Zhi Wang has been a senior international economist at the Research Division, Office of Economics, US International Trade Commission (USITC) since 2005. Before joining the USITC, he worked as an economist at Purdue University, the Economic Research Service of the US Department of Agriculture, and Bureau of Economic Analysis of the US Department of Commerce and as a senior research scientist at the School of Computational Sciences, George Mason University. He was a research fellow at the Chinese Academy of Agricultural Sciences before coming to the United States and served on the board of directors of the Chinese Economists Society in 1992–93.

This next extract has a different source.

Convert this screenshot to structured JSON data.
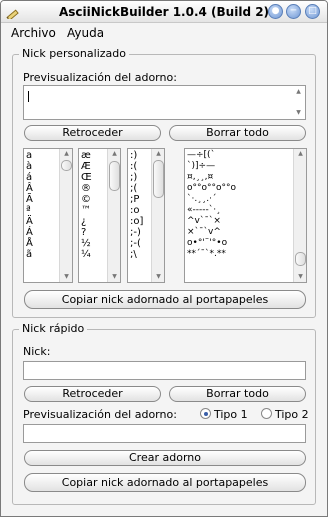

His major fields of expertise include computable general equilibrium modeling, value chain in global production network, data reconciliation methods, economic integration in the Greater China area, Chinese economies, and international trade. He was selected as a Global Trade Analysis Project (GTAP) Research Fellow twice in 2000 and 2007 because of his contribution to the GTAP database and to its use in contemporary policy applications and his methodological contributions in reconciling reexport trade data. He also served in the Fulbright senior scholar program offering general equilibrium trade policy analysis classes at Chengchi University in Taipei and Tsinghua University in Beijing during 2005 and 2007, respectively. He obtained his PhD in applied economics from the University of Minnesota with a minor in computer and information sciences in 1994 and worked as a consultant for the World Bank on the World Development Report (1995). He is the coauthor of The Implications of China-Taiwan Economic Liberalization (forthcoming).